Sometimes, between movies, I am struck with insights of great moment. Just last night it occurred to me that when the facts don't support your thesis, you can "interpret" the facts until they do. I'm pretty sure Reuters does this already, however, so there may not be any commercial application to my discovery....
Well, my system for picking basketball teams has failed me, and I'm pretty much out of the playoffs. Looks like very few cute mascots will make it to the final four this year. Guess I'll have to be satisfied with having Harvey on top of me...
Life is what happens when you had planned something else. I hurt my back the other day (I coughed and strained a muscle; my uncle-by-marriage once said that his family was known for strong backs and weak minds, and our family was known for strong minds and weak backs...my dad, siblings and I have thrown out our backs sneezing, coughing, sitting too long, standing too long, reaching too far, and of course lifting too much weight incorrectly), and because I had to go into work early yesterday to let painters into the theater, by 7 I could barely get up the stairs to thread. Ass. Man. agreed to come in to relieve me, thank goodness, so it was only 8pm instead of midnight when my car died a quarter of the way home.
Unlike my 17 year old employees, I do not have a cell phone. So I had to hobble half a mile to find a phone to call a tow truck. Then hobble half a mile back because I hadn't left the keys with the car (otherwise I could have paid by credit card over the phone and called my brother or niece to pick me up from the church that was fortuitously having a potluck supper). The tow truck driver was very nice and dropped me off at my front door before taking my car to my mechanic's, where by a strange coincidence I had a 9 am appointment to have my brakes worked on. My mechanic suspects it's the alternator. Considering that it's original (read "old enough to get a driver's liscense in most states") he's probably right.
Luckily I got a decent tax refund, so I should be able to afford repairs as long as they don't exceed twice the Blue Book value...
I slept late. I had to pour out my first pot of coffee because it tasted like bleach (aside: am I the only one whose mother cannot be left unattended because she will clean things to within an inch of their lives?). I woke up with a sore throat and a cough, which I fear means I am getting sick again. Today is my Friday, so if I am getting sick, there goes another weekend! I still have this week's homework hanging over my head, and my car is due for an oil change.

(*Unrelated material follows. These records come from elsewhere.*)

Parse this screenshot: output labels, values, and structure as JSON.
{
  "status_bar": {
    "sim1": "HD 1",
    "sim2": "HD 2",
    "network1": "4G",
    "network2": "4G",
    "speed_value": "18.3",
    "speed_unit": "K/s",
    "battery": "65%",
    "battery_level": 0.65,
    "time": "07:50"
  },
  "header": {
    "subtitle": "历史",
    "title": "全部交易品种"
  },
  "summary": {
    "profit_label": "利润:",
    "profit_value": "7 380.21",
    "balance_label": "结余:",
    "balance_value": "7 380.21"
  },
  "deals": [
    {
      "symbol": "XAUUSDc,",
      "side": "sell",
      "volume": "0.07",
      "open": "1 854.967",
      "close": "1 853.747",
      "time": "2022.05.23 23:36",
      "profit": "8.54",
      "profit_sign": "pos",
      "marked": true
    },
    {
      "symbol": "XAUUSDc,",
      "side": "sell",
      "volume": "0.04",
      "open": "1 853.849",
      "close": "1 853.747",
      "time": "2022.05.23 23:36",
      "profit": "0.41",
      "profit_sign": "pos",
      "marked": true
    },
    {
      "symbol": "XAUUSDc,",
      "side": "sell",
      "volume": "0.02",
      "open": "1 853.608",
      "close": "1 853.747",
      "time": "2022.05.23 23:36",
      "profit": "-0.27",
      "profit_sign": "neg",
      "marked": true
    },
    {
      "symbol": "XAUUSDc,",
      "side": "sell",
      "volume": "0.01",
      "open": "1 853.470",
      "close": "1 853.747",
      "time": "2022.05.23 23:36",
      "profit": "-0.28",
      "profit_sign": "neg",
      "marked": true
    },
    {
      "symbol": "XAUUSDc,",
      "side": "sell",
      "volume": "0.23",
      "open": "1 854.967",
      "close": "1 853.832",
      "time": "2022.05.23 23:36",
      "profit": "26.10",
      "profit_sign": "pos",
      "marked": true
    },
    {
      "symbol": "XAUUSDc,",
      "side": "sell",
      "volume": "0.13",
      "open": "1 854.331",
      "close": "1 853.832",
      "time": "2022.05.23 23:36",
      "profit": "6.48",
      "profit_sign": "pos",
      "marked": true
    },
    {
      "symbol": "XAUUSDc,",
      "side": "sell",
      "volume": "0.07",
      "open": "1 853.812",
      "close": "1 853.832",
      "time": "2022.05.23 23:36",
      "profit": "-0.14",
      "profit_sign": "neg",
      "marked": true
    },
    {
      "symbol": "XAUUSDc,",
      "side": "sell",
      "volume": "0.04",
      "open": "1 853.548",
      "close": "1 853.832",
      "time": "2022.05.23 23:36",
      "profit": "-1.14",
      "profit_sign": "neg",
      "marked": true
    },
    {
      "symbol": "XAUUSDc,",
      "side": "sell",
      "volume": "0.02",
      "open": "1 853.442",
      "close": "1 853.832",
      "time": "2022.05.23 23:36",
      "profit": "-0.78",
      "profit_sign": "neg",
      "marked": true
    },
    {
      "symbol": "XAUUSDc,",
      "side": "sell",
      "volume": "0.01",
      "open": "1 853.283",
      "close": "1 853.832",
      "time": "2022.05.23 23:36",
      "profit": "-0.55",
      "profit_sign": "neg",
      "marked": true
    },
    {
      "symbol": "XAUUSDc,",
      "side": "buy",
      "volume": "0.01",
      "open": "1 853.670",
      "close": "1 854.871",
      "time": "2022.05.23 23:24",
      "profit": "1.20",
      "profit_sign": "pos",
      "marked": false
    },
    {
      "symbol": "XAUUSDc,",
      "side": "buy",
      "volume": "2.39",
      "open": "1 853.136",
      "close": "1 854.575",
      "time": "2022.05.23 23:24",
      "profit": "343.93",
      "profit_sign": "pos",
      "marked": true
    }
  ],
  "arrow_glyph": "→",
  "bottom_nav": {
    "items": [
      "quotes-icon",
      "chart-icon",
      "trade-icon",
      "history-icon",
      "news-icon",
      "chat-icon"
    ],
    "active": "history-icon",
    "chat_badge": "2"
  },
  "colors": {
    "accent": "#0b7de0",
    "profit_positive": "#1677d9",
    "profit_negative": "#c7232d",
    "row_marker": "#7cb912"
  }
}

Because, you see, my 3-Ware RAID card wouldn't fit in my Lian Li case, and Linux doesn't recognise the extra IDE channels on my Gigabyte 7N400Pro2 so I had to use a PCI IDE card, which only allows me a total of 8 drives (4 from the motherboard, 4 from the card), so I couldn't put my 9 120GB drives in and had to use the 200GB SATA drive which I'd planned to put in my Windows box in the Linux box instead, and put my old 80GB IDE drive and the two left-over 120GB drives in the Windows box, which only leaves me with one IDE channel left instead of all four the way I had originally planned, and if I install the PCI IDE controller I bought to fix that the machine no longer boots at all.
Did I mention that the Bonfire is crackling merrily?